Quick note before you read the rest. Python 2 is officially dead (December 31, 2019). Or rather it is no longer supported. So if you are going to learn Python, it’s going to be in Python 3 from here on out and that’s a good thing. Even my beloved Plone has finally been ported to Python 3, something I thought would never happen because Zope and Plone have been around for a long time and are very large codebases.

I’ve learned a few computer languages and development environments over the years and none has quite caught my fancy the way Python has. Maybe it’s a sign of maturity or that I’m tired of looking at different languages. The first language I learned on my own was Perl. An amazingly cool language that is very easy to write but difficult to maintain. I even got to meet Larry Wall and get his autograph. When I wanted to do web development I naturally looked at Perl but it became too cumbersome and looked at PHP. It’s roots are Perl but is geared towards creating web pages.

My introduction to Python came through Zope.
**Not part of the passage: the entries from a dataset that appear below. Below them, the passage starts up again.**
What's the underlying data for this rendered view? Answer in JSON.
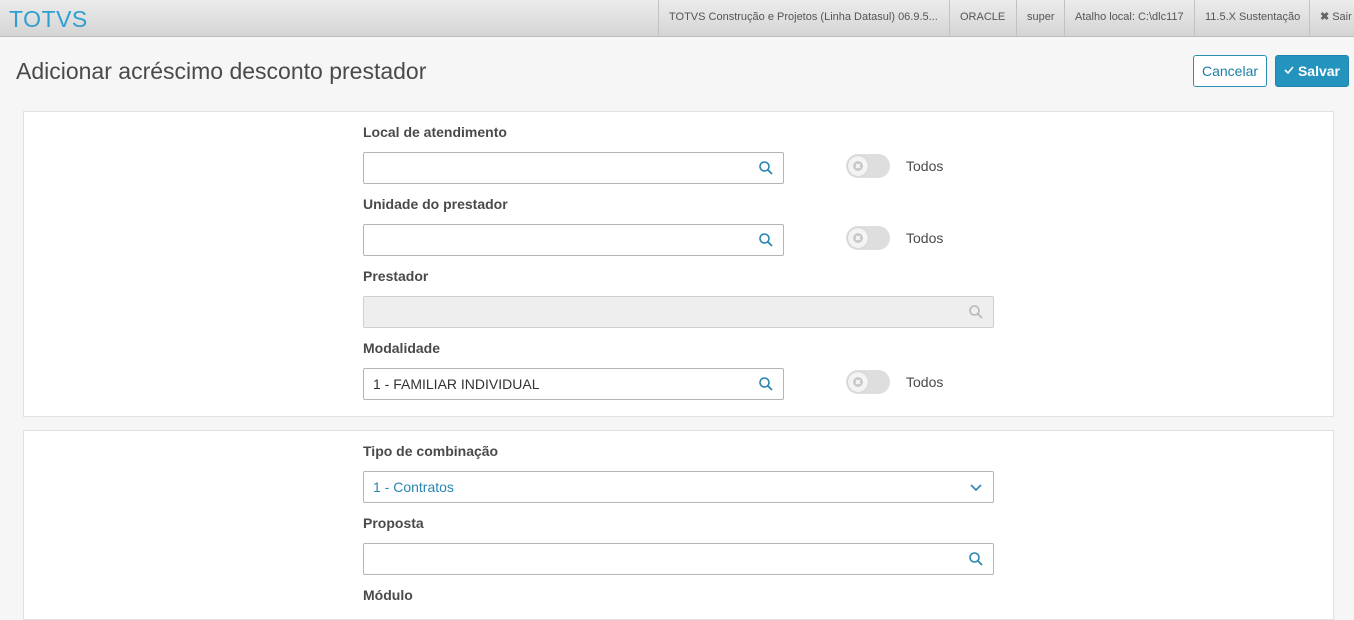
{
  "topbar": {
    "logo": "TOTVS",
    "product": "TOTVS Construção e Projetos (Linha Datasul) 06.9.5...",
    "database": "ORACLE",
    "user": "super",
    "shortcut": "Atalho local: C:\\dlc117",
    "version": "11.5.X Sustentação",
    "exit": "Sair"
  },
  "page": {
    "title": "Adicionar acréscimo desconto prestador",
    "cancel_label": "Cancelar",
    "save_label": "Salvar"
  },
  "section1": {
    "local": {
      "label": "Local de atendimento",
      "value": "",
      "toggle_label": "Todos",
      "toggle_on": false
    },
    "unidade": {
      "label": "Unidade do prestador",
      "value": "",
      "toggle_label": "Todos",
      "toggle_on": false
    },
    "prestador": {
      "label": "Prestador",
      "value": "",
      "disabled": true
    },
    "modalidade": {
      "label": "Modalidade",
      "value": "1 - FAMILIAR INDIVIDUAL",
      "toggle_label": "Todos",
      "toggle_on": false
    }
  },
  "section2": {
    "tipo": {
      "label": "Tipo de combinação",
      "value": "1 - Contratos"
    },
    "proposta": {
      "label": "Proposta",
      "value": ""
    },
    "modulo": {
      "label": "Módulo"
    }
  },
  "icons": {
    "search": "search-icon",
    "chevron": "chevron-down-icon",
    "toggle_off": "x-icon",
    "check": "check-icon",
    "close": "close-icon"
  },
  "colors": {
    "accent": "#2494bf",
    "logo": "#2e9fd1",
    "search_icon": "#2a86b0",
    "disabled_bg": "#eeeeee"
  }
}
I would not recommend that route to anyone. Zope though very good as a web framework (though billed as an application framework) has a very steep learning curve. Python does not. I’ve taken up learning Python on my own and have been to two Pycon’s both in Dallas (2006 and 2007) and I plan to go to Chicago in 2008. I got to meet Guido Von Rossum and get his autograph too.

I also met up with a fellow podcaster Ron Stephens of Python 411 and he recorded our dinner conversation at Pycon 2007 with one other Pycon attendee Bill Rodman. Click to give it a listen.

Since delving into the world of Python I’ve encountered IronPython (in case I’m ever stuck having to develop in .NET) and Jython (in case I’m ever stuck having to work in Java in again). Python hits the sweet spot of computer languages. It’s easy to learn and is attractive to us hacker types (calling myself a hacker is a bit of a stretch), er computer geeks. It comes off a bit odd at first. By that I mean whitespace is a big deal, but once you get past it it’s no big deal and makes he code a lot easier to read. It is also attractive to enterprise developers. It is object oriented, robust, plays well with others, and can be used for heavy duty projects.

Update 21 August 2016

Since 2006 I’ve been to all but two PyCons. I skipped the 2nd one in Atlanta and the first one in Portland. It’s amazing how much it has grown in the past ten years. In 2006 there were about 400 attendees and not very diverse. In 2015 (the last one I attended) it was over 2500 people and much more diversity and more women as presenters and as attendees.

TuPLE the previous Tucson Python group is defunct, but there is now a Tucson Python Meetup has succeeded it. There is still a tucsonpython.org website, a Facebook page and Twitter account @TuPLE (which is used to tweet about the Meetup and other stuff. There is even a Google Groups for TuPLE (now the Tucson Python Meetup).